Exercise brief:
What lines in the data below mention the string "this"? Copy them out.

****************************************

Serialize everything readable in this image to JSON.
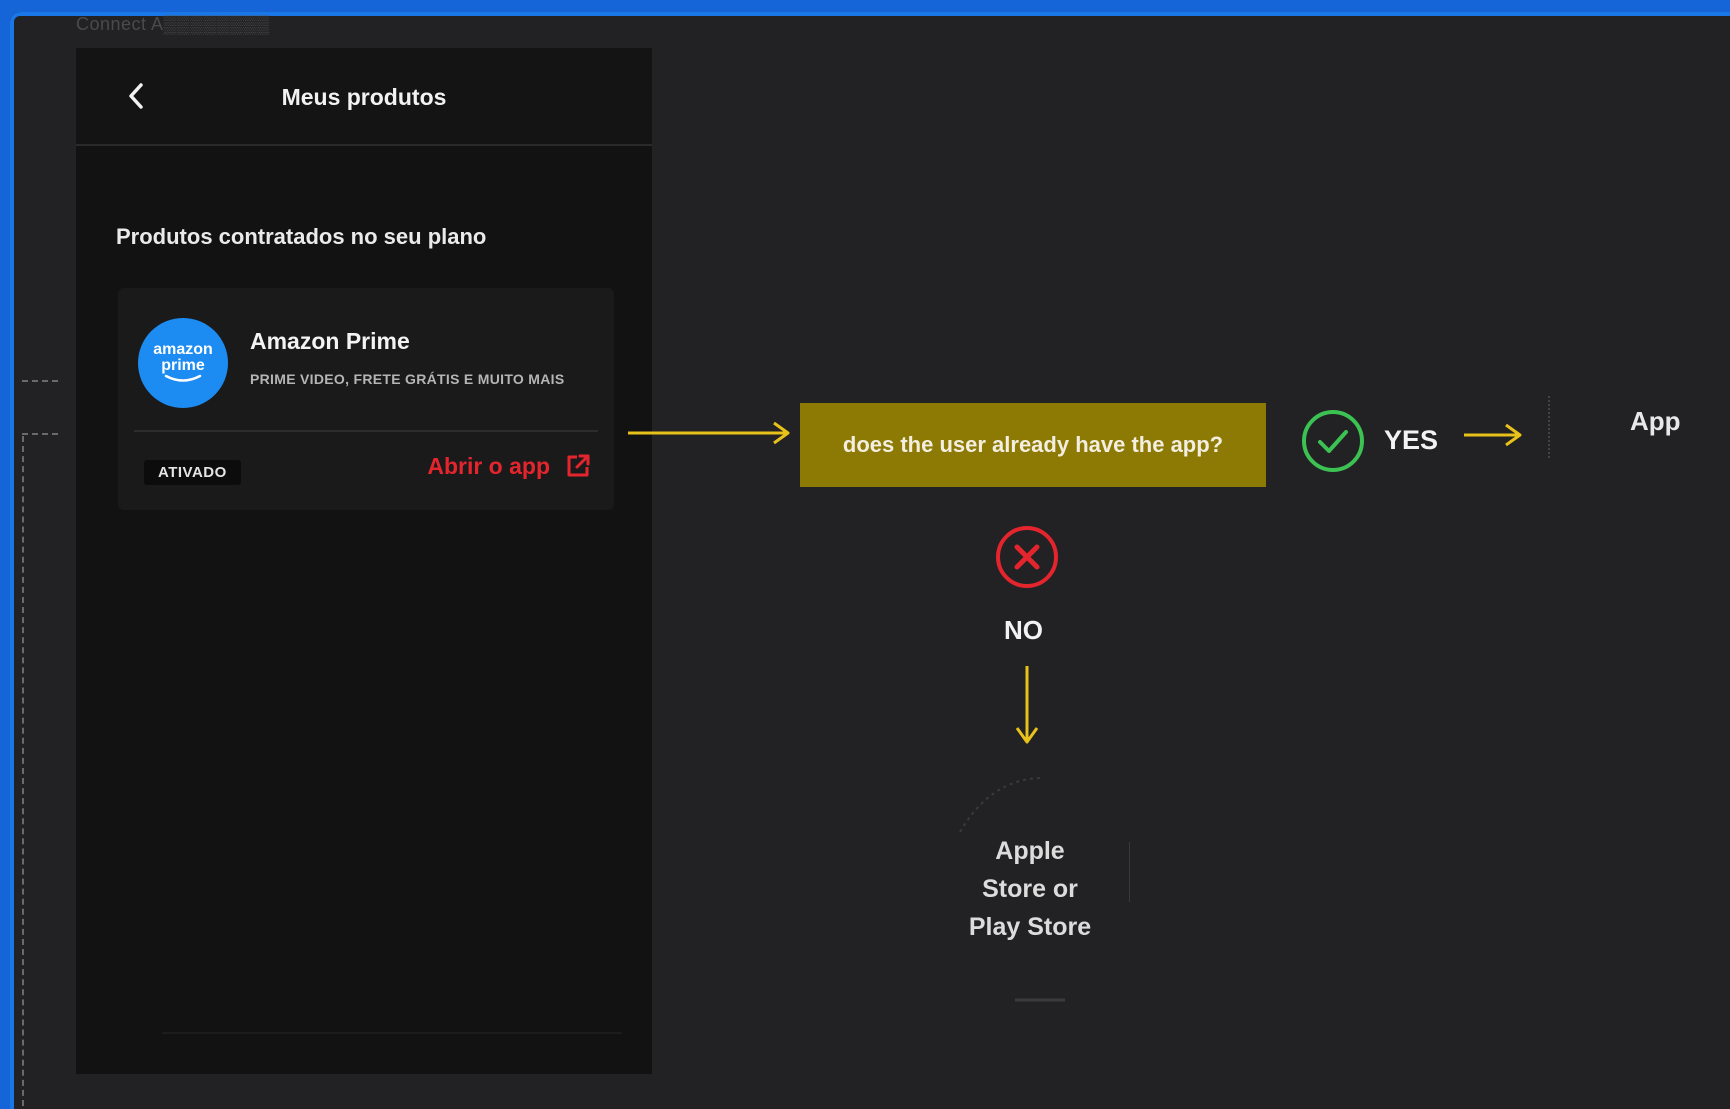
{
  "breadcrumb": "Connect A▒▒▒▒▒▒▒▒",
  "phone": {
    "header_title": "Meus produtos",
    "section_title": "Produtos contratados no seu plano",
    "product": {
      "logo_line1": "amazon",
      "logo_line2": "prime",
      "name": "Amazon Prime",
      "description": "PRIME VIDEO, FRETE GRÁTIS E MUITO MAIS",
      "status": "ATIVADO",
      "open_label": "Abrir o app"
    }
  },
  "flow": {
    "question": "does the user already have the app?",
    "yes_label": "YES",
    "yes_target": "App",
    "no_label": "NO",
    "no_target_line1": "Apple",
    "no_target_line2": "Store or",
    "no_target_line3": "Play Store"
  },
  "colors": {
    "accent_yellow": "#e8c21a",
    "question_bg": "#8c7a05",
    "yes_green": "#3cc153",
    "no_red": "#e4252d",
    "link_red": "#e4252d",
    "brand_blue": "#1d8cf2"
  },
  "icons": {
    "back": "chevron-left-icon",
    "external": "external-link-icon",
    "yes": "check-circle-icon",
    "no": "x-circle-icon"
  }
}
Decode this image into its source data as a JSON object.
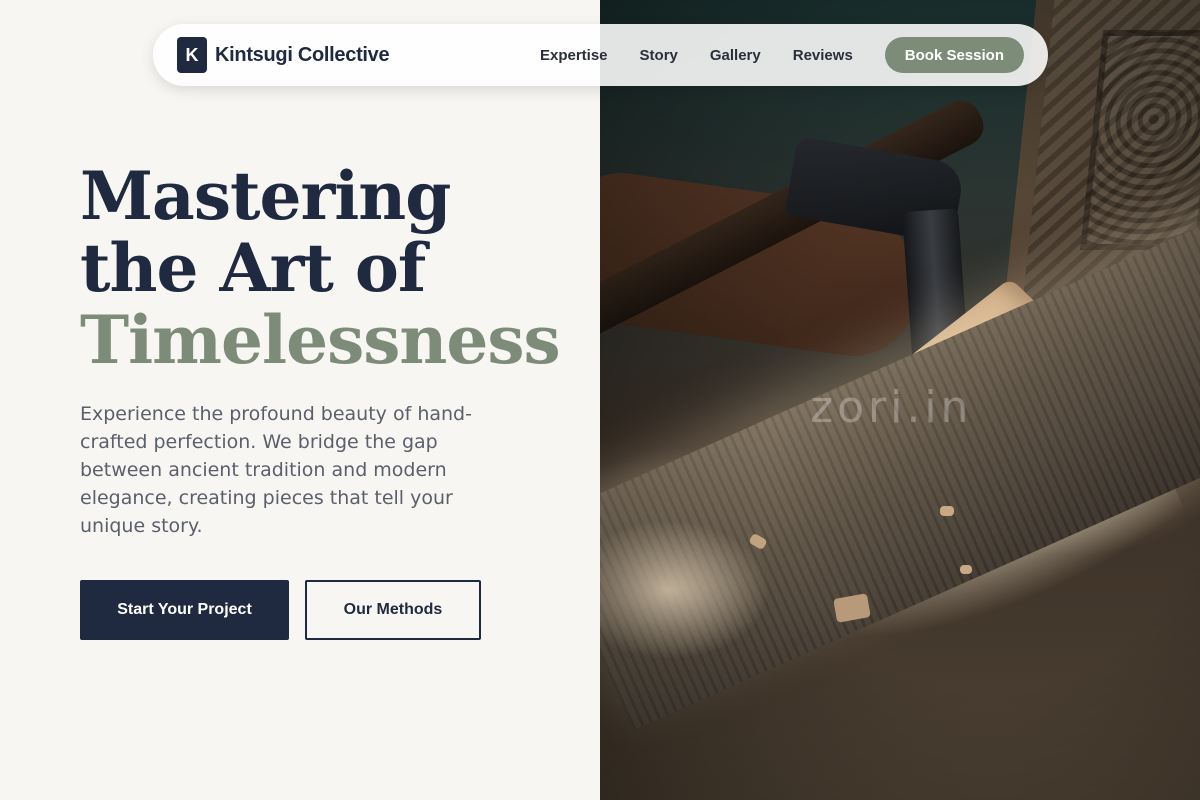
{
  "nav": {
    "brand_letter": "K",
    "brand_name": "Kintsugi Collective",
    "links": [
      "Expertise",
      "Story",
      "Gallery",
      "Reviews"
    ],
    "cta_label": "Book Session"
  },
  "hero": {
    "headline_line1": "Mastering",
    "headline_line2": "the Art of",
    "headline_line3": "Timelessness",
    "lead": "Experience the profound beauty of hand-crafted perfection. We bridge the gap between ancient tradition and modern elegance, creating pieces that tell your unique story.",
    "primary_cta": "Start Your Project",
    "secondary_cta": "Our Methods"
  },
  "image": {
    "watermark": "zori.in"
  },
  "colors": {
    "navy": "#1f2a40",
    "sage": "#7d8c78",
    "background": "#f8f6f2"
  }
}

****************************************

Problem solution:
Serialize everything readable in this image to JSON.
Decode this image into its source data as a JSON object.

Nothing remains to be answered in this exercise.